Your body will burn about 500 calories a day during breastfeeding. The American Dietetic Association recommends that if you’re exclusively breastfeeding or pumping, that you increase your pre-pregnancy calories by this amount to ensure your body has enough fuel to keep up your milk supply and increase your energy. Ideas include snacking on whole wheat crackers with cheese, apples with peanut butter or hard-boiled eggs with carrots and hummus.
How to Eat and Drink the Right Amounts for Successful Breastfeeding
Your life probably revolves around caring for your new little one, which leaves you with little time to care for your own needs in the early newborn days. Because you are probably so focused on feeding your baby, it can be easy to neglect feeding yourself. Set up a breastfeeding area that is stocked with healthy snacks and water bottles to keep yourself well-fed and hydrated. At mealtime, eat until you are satisfied, not stuffed, to stay within a healthy calorie range. Aim to drink at least 12 eight-ounce glasses of water a day to keep up your milk supply and keep yourself hydrated.
Avoid These Foods That Can Cause Problems While Breastfeeding
While you can definitely relax your “no food” list that you kept while you were pregnant, which means that you can enjoy sushi once more, there are some foods that can irritate your little one. Some of these foods include:
- Chocolate, which can cause your little one to have runny stool
- Dairy, which can cause fussiness after nursing, sleep issues and/or eczema
- Garlic, which can give your milk an unpleasant taste
- Citrus, which can cause diaper rashes, spitting up and fussiness due to its high acidity levels
- Peanuts, which can cause an allergic reaction if you have a family history of severe peanut allergies
Experts recommend not regularly drinking alcohol while you are nursing, but it’s okay to indulge in the occasional glass of wine. Try to time your drinking soon after you finish breastfeeding to give it time to leave your system before your little one wants to nurse again.
Foods That Can Help Increase Your Milk Supply

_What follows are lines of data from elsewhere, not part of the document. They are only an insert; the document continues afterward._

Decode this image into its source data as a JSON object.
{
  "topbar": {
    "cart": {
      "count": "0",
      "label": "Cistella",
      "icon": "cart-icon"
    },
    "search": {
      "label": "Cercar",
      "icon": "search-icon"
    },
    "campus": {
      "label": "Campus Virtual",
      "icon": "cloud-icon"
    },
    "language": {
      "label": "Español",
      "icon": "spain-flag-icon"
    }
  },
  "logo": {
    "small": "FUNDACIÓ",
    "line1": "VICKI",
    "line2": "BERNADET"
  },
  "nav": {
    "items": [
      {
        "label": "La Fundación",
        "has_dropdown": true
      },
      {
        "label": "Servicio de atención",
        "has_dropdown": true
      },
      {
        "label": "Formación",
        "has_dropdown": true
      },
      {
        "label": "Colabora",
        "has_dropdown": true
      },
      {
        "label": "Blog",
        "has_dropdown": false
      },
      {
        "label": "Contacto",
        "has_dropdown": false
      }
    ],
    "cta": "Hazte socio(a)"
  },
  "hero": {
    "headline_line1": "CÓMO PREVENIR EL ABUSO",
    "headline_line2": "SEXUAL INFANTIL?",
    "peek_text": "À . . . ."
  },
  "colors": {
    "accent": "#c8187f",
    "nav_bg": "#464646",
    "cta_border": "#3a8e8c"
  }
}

If you are suffering from a low milk supply, the most important thing to do is to figure out why. Improper latch, a severe tongue tie in your baby or some medications that you take can decrease your milk supply. Resolve the problem and pump after each feeding with a high-quality breast pump to help build up your supply. Most insurance providers will cover the cost of a breast pump at no out-of-pocket cost for you.
In addition to correcting the problem, regularly nursing and pumping, there are several foods that you can eat that can help increase your milk supply. These foods include:
- Oatmeal, which naturally contains saponins that can stimulate milk-producing hormones
- Fenugreek, available in a capsule or tea, has been used to increase milk production for hundreds of years
- Brewer’s or nutritional yeast, which contains phytoestrogens that stimulate milk production
- Alfalfa, available in pill form, which naturally stimulates the pituitary glands responsible for the hormones that create breastmilk
You don’t need to worry about every morsel that passes your lips now that your little one is born. By eating well-balanced meals (with an occasional treat), drinking plenty of water and taking your prenatal vitamins, you will provide your little one with everything that he or she nutritionally needs while preventing your own health from suffering.